Verizon is looking at scenarios for merging with cable giant Charter Communications, the Wall Street Journal reported — which, if such a multibillion-dollar blockbuster deal happened, would continue the wave of consolidation in the telecom and pay-TV sector.
Verizon chief Lowell McAdam made a “preliminary” overture to “officials close to Charter,” and the telco has enlisted advisers to study a possible merger, according to the Journal report, which cited anonymous sources.
Bloomberg later reported that McAdam met with Greg Maffei, CEO of Liberty Media — which owns a stake in Charter — to discuss a potential deal for the cable operator. Verizon has mulled more than 10 other potential targets, per Bloomberg’s sources, including large media companies, telecom providers and cable operators. There currently are no “significant” talks between Verizon and Charter, according to CNBC.
Verizon and Charter reps declined to comment on the reports. Charter shares were up more than 7% in trading Thursday morning on the report, while Verizon’s stock was down 1.6%.
With the backing of billionaire John Malone’s Liberty Media, Charter last year completed its takeover of Time Warner Cable, after Comcast’s attempt to buy TWC failed in the wake of regulatory opposition, giving it a presence in major markets like New York and L.A. Charter at the same time acquired Bright House Networks and is now the No. 2 cable operator behind Comcast.

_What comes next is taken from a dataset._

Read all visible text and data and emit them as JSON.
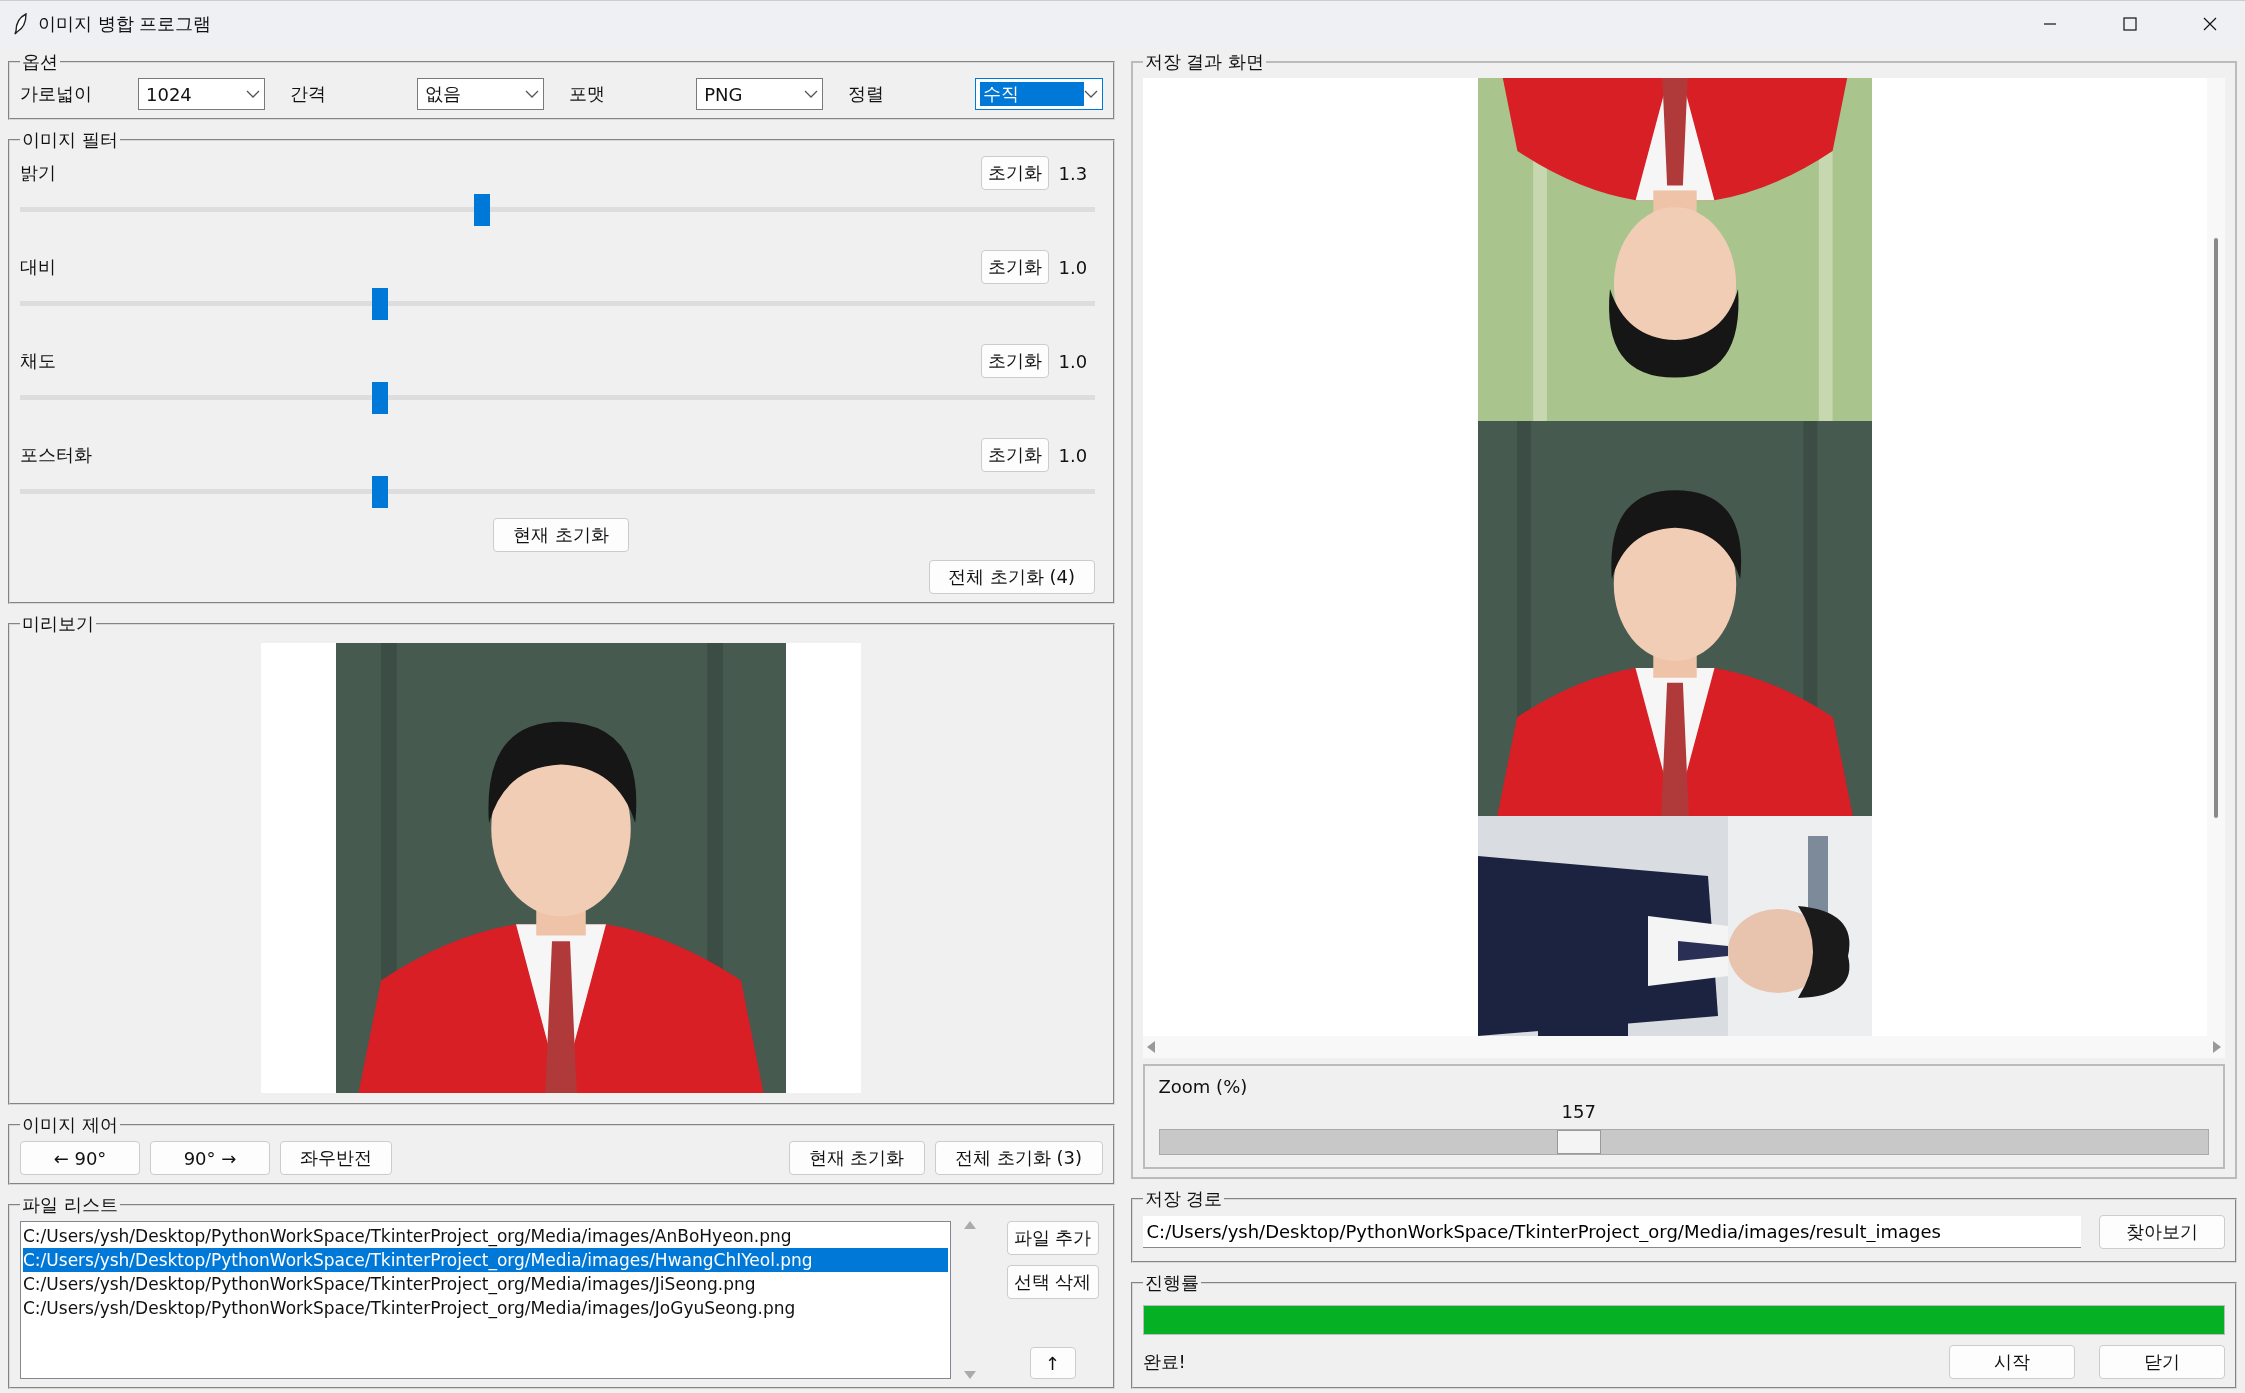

For Verizon, the urge to merge comes as growth in its wireless sector has been slowing — and coupling with Charter would give the telco a much bigger footprint to gain economies of scale. Verizon would be able to tap into Charter’s backbone networks for wireless data backhaul, and a combined Verizon-Charter would have more leverage in negotiating programming deals with TV programmers.
Meanwhile, AT&T in 2015 acquired DirecTV, making the combined company the No. 1 U.S. pay-TV provider, and the telco is trying to swallow Time Warner in an $85 billion deal pending regulatory review.
Word that Verizon is potentially sniffing around Charter comes as Verizon’s $4.8 billion bid for Yahoo’s operating businesses remains in limbo following the internet company’s disclosure of two massive user-info breaches. Verizon said in its fourth-quarter earnings announcement Tuesday that it “continues to work with Yahoo to assess the impact of data breaches”; Yahoo this week said it expects the deal with Verizon to close in the second quarter of 2017.
Any kind of Verizon-Charter tie-up would face close regulatory review. The Trump administration is viewed as more laissez-faire than Obama’s, but even given President Trump’s business-friendly bias it would likely be a hard sell, since combining Verizon and Charter would eliminate a competitor for broadband, TV and phone service in many areas. But “while there is no guarantee on anything coming out of D.C., we do think such a combination would pass regulatory review,” Wells Fargo analyst Marci Ryvicker wrote in a research note. “It wouldn’t necessarily be easy but it should go through.”
Charter (combined with TW Cable) had 16.9 million residential video customers and 21 million broadband subs as of last September, while Verizon had 4.7 million Fios TV and 7 million high-speed internet subs at the end of 2016. For Q4, Verizon added a net 591,000 postpaid wireless connections (versus 1.5 million a year earlier) to stand at 108.8 million postpaid wireless retail customers.